Website and app data records:
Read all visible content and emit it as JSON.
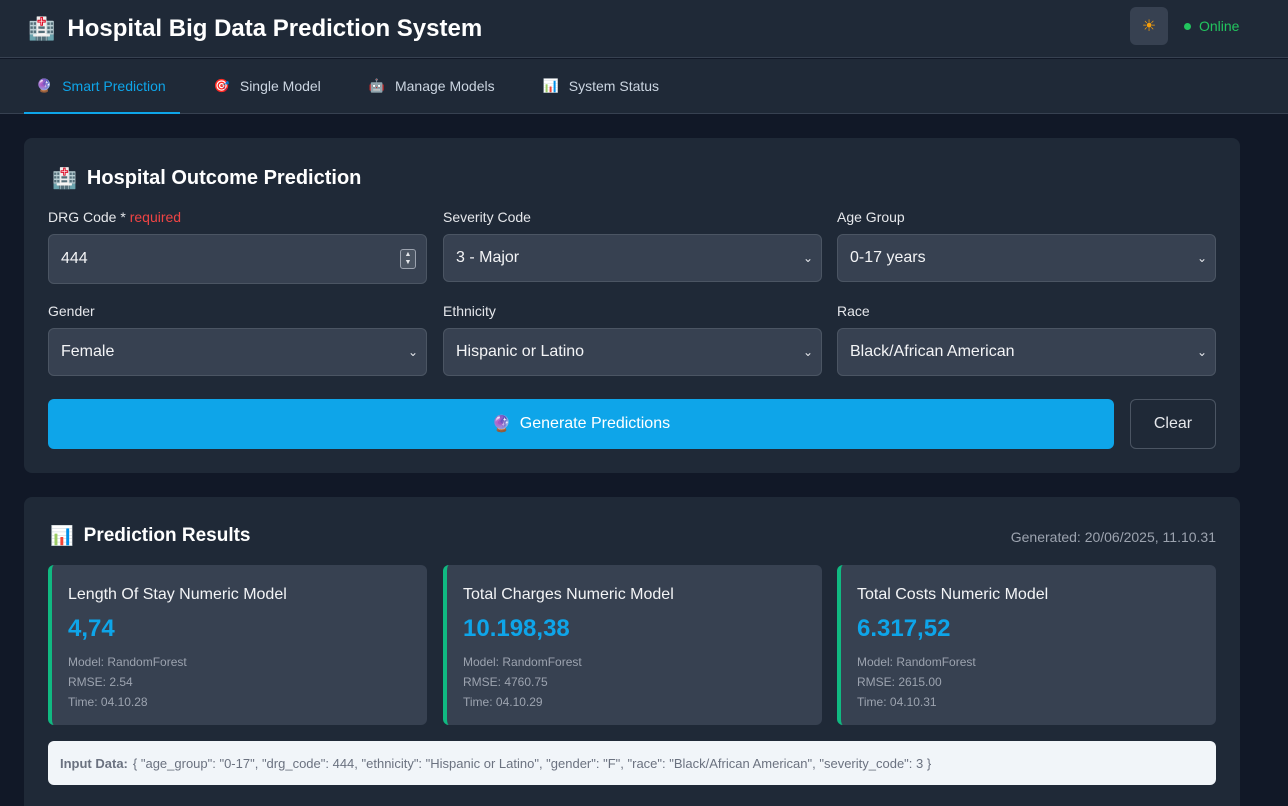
{
  "header": {
    "logo_icon": "🏥",
    "title": "Hospital Big Data Prediction System",
    "theme_icon": "☀",
    "status": "Online"
  },
  "tabs": [
    {
      "icon": "🔮",
      "label": "Smart Prediction",
      "active": true
    },
    {
      "icon": "🎯",
      "label": "Single Model",
      "active": false
    },
    {
      "icon": "🤖",
      "label": "Manage Models",
      "active": false
    },
    {
      "icon": "📊",
      "label": "System Status",
      "active": false
    }
  ],
  "form": {
    "icon": "🏥",
    "title": "Hospital Outcome Prediction",
    "drg_label": "DRG Code *",
    "drg_required": "required",
    "drg_value": "444",
    "severity_label": "Severity Code",
    "severity_value": "3 - Major",
    "age_label": "Age Group",
    "age_value": "0-17 years",
    "gender_label": "Gender",
    "gender_value": "Female",
    "ethnicity_label": "Ethnicity",
    "ethnicity_value": "Hispanic or Latino",
    "race_label": "Race",
    "race_value": "Black/African American",
    "generate_icon": "🔮",
    "generate_label": "Generate Predictions",
    "clear_label": "Clear"
  },
  "results": {
    "icon": "📊",
    "title": "Prediction Results",
    "generated": "Generated: 20/06/2025, 11.10.31",
    "cards": [
      {
        "title": "Length Of Stay Numeric Model",
        "value": "4,74",
        "model": "Model: RandomForest",
        "rmse": "RMSE: 2.54",
        "time": "Time: 04.10.28"
      },
      {
        "title": "Total Charges Numeric Model",
        "value": "10.198,38",
        "model": "Model: RandomForest",
        "rmse": "RMSE: 4760.75",
        "time": "Time: 04.10.29"
      },
      {
        "title": "Total Costs Numeric Model",
        "value": "6.317,52",
        "model": "Model: RandomForest",
        "rmse": "RMSE: 2615.00",
        "time": "Time: 04.10.31"
      }
    ],
    "input_label": "Input Data:",
    "input_value": "{ \"age_group\": \"0-17\", \"drg_code\": 444, \"ethnicity\": \"Hispanic or Latino\", \"gender\": \"F\", \"race\": \"Black/African American\", \"severity_code\": 3 }"
  },
  "colors": {
    "accent": "#0ea5e9",
    "online": "#22c55e",
    "result_border": "#10b981",
    "required": "#ef4444"
  }
}
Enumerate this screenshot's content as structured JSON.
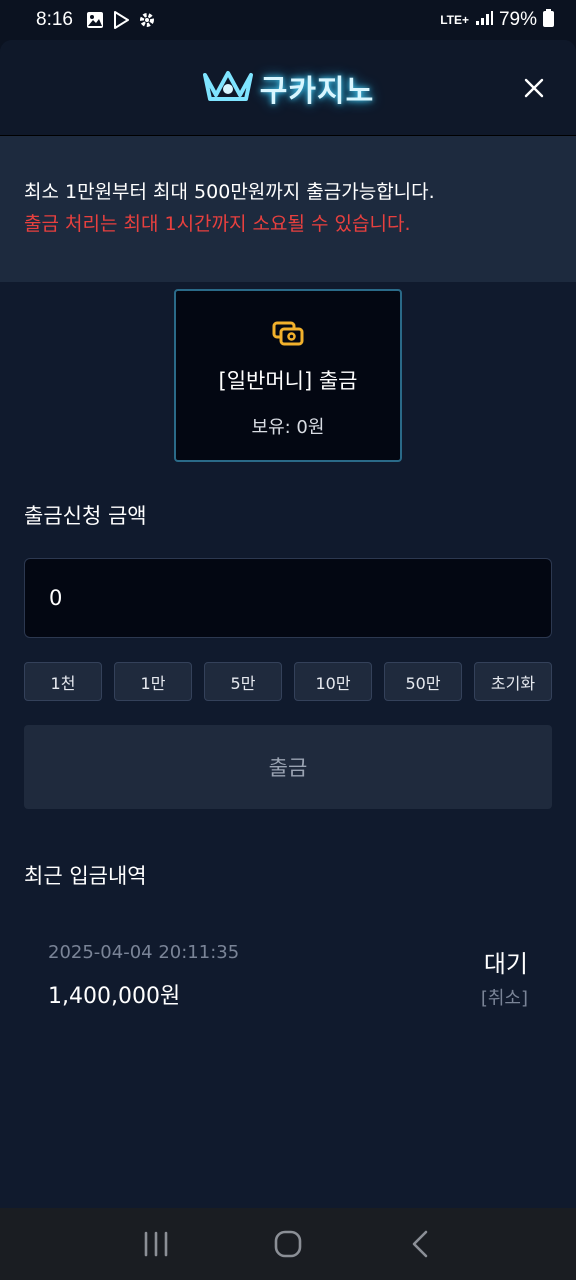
{
  "status_bar": {
    "time": "8:16",
    "network": "LTE+",
    "battery": "79%"
  },
  "header": {
    "logo_text": "구카지노",
    "close_icon": "close-icon"
  },
  "notice": {
    "line1": "최소 1만원부터 최대 500만원까지 출금가능합니다.",
    "line2": "출금 처리는 최대 1시간까지 소요될 수 있습니다."
  },
  "withdraw_type": {
    "icon": "wallet-icon",
    "title": "[일반머니] 출금",
    "balance": "보유: 0원"
  },
  "amount": {
    "label": "출금신청 금액",
    "value": "0"
  },
  "quick_buttons": [
    "1천",
    "1만",
    "5만",
    "10만",
    "50만",
    "초기화"
  ],
  "submit_label": "출금",
  "history": {
    "label": "최근 입금내역",
    "items": [
      {
        "date": "2025-04-04 20:11:35",
        "amount": "1,400,000원",
        "status": "대기",
        "cancel": "[취소]"
      }
    ]
  },
  "colors": {
    "background": "#101a2d",
    "notice_bg": "#1d2a3e",
    "warning": "#e8403e",
    "card_border": "#2a6a88",
    "wallet_icon": "#f2b12c"
  }
}
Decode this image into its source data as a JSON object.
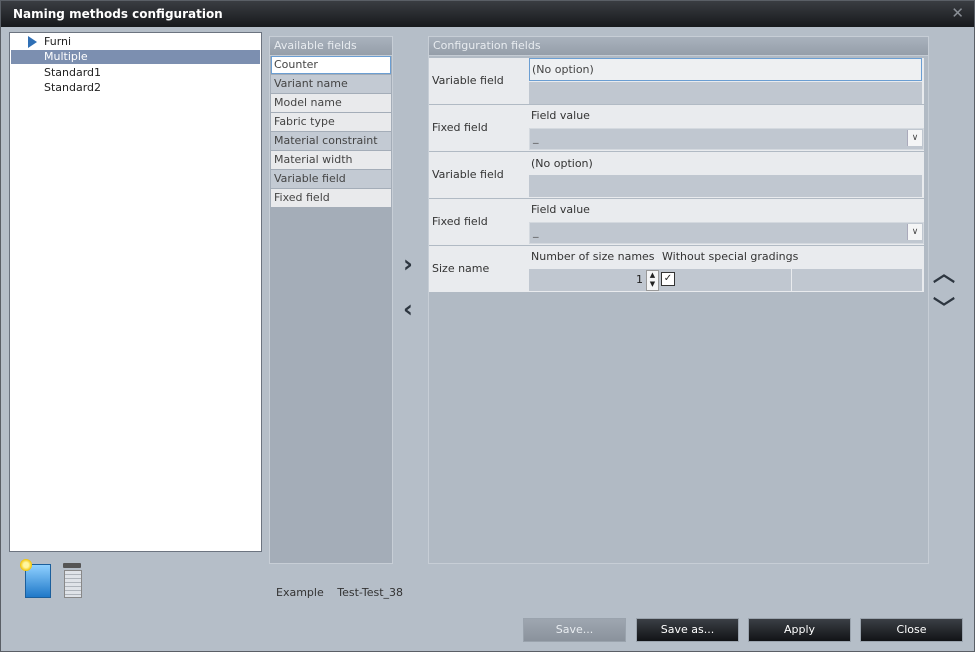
{
  "window": {
    "title": "Naming methods configuration",
    "close_glyph": "✕"
  },
  "tree": {
    "items": [
      {
        "label": "Furni",
        "expandable": true,
        "selected": false
      },
      {
        "label": "Multiple",
        "expandable": false,
        "selected": true
      },
      {
        "label": "Standard1",
        "expandable": false,
        "selected": false
      },
      {
        "label": "Standard2",
        "expandable": false,
        "selected": false
      }
    ]
  },
  "available": {
    "header": "Available fields",
    "items": [
      "Counter",
      "Variant name",
      "Model name",
      "Fabric type",
      "Material constraint",
      "Material width",
      "Variable field",
      "Fixed field"
    ]
  },
  "arrows": {
    "add": "›",
    "remove": "‹",
    "up": "︿",
    "down": "﹀"
  },
  "config": {
    "header": "Configuration fields",
    "rows": [
      {
        "label": "Variable field",
        "value": "(No option)"
      },
      {
        "label": "Fixed field",
        "sublabel": "Field value",
        "value": "_"
      },
      {
        "label": "Variable field",
        "value": "(No option)"
      },
      {
        "label": "Fixed field",
        "sublabel": "Field value",
        "value": "_"
      },
      {
        "label": "Size name",
        "col1": "Number of size names",
        "col2": "Without special gradings",
        "count": "1",
        "checked": true
      }
    ]
  },
  "example": {
    "label": "Example",
    "value": "Test-Test_38"
  },
  "buttons": {
    "save": "Save...",
    "save_as": "Save as...",
    "apply": "Apply",
    "close": "Close"
  }
}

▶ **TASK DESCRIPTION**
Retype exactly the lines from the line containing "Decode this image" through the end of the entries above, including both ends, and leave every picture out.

▶ **EXERCISE RESPONSE**
Decode this image into its source data as a JSON object.
{
  "window": {
    "title": "Naming methods configuration",
    "close_glyph": "✕"
  },
  "tree": {
    "items": [
      {
        "label": "Furni",
        "expandable": true,
        "selected": false
      },
      {
        "label": "Multiple",
        "expandable": false,
        "selected": true
      },
      {
        "label": "Standard1",
        "expandable": false,
        "selected": false
      },
      {
        "label": "Standard2",
        "expandable": false,
        "selected": false
      }
    ]
  },
  "available": {
    "header": "Available fields",
    "items": [
      "Counter",
      "Variant name",
      "Model name",
      "Fabric type",
      "Material constraint",
      "Material width",
      "Variable field",
      "Fixed field"
    ]
  },
  "arrows": {
    "add": "›",
    "remove": "‹",
    "up": "︿",
    "down": "﹀"
  },
  "config": {
    "header": "Configuration fields",
    "rows": [
      {
        "label": "Variable field",
        "value": "(No option)"
      },
      {
        "label": "Fixed field",
        "sublabel": "Field value",
        "value": "_"
      },
      {
        "label": "Variable field",
        "value": "(No option)"
      },
      {
        "label": "Fixed field",
        "sublabel": "Field value",
        "value": "_"
      },
      {
        "label": "Size name",
        "col1": "Number of size names",
        "col2": "Without special gradings",
        "count": "1",
        "checked": true
      }
    ]
  },
  "example": {
    "label": "Example",
    "value": "Test-Test_38"
  },
  "buttons": {
    "save": "Save...",
    "save_as": "Save as...",
    "apply": "Apply",
    "close": "Close"
  }
}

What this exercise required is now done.